Web page and app entries
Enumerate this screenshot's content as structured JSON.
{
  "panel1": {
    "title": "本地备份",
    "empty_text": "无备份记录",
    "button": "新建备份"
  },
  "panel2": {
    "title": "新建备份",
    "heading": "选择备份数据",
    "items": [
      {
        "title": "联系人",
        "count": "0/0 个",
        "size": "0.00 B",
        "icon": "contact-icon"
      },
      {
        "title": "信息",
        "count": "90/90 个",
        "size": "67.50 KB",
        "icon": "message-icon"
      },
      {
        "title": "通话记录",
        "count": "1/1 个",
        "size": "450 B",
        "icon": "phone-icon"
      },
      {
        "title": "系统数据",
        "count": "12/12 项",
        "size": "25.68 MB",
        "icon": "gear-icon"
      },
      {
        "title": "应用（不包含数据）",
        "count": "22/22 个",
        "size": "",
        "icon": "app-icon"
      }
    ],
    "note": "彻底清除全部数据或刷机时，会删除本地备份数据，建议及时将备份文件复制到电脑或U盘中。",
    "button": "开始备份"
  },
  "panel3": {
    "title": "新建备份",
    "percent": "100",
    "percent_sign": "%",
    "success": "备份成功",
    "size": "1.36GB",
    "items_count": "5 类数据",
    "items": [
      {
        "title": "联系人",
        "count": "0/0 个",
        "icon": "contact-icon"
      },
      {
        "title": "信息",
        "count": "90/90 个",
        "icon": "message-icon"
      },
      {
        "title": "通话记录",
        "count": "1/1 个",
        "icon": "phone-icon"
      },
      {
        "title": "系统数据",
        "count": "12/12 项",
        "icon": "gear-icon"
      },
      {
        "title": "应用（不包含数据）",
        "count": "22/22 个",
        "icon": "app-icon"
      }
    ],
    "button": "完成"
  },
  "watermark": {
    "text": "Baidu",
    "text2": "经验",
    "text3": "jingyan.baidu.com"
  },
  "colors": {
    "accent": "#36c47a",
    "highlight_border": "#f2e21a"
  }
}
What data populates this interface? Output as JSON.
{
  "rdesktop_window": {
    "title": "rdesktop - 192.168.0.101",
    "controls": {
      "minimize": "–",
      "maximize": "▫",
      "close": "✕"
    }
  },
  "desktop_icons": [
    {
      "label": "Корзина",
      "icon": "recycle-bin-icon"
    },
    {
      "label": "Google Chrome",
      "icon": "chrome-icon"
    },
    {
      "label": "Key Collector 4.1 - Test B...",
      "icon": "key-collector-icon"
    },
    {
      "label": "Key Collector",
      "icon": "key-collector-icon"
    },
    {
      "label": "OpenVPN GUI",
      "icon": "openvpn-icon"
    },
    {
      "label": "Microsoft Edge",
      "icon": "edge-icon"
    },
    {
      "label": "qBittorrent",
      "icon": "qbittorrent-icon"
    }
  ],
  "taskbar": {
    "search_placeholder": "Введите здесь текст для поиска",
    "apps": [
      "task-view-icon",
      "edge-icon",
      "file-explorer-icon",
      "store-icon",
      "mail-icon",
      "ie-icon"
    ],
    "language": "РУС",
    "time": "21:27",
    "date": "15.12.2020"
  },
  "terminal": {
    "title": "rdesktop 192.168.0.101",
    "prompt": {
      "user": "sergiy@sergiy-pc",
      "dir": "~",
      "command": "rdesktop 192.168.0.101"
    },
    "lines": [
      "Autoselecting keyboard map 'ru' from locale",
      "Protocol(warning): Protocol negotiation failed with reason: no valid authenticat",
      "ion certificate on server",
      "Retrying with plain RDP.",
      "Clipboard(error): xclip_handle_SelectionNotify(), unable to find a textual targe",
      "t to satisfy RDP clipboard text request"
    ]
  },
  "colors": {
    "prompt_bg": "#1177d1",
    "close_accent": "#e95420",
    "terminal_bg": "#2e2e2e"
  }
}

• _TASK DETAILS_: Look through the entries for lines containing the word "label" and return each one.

• _RESPONSE BOX_:
      "label": "Корзина",
      "label": "Google Chrome",
      "label": "Key Collector 4.1 - Test B...",
      "label": "Key Collector",
      "label": "OpenVPN GUI",
      "label": "Microsoft Edge",
      "label": "qBittorrent",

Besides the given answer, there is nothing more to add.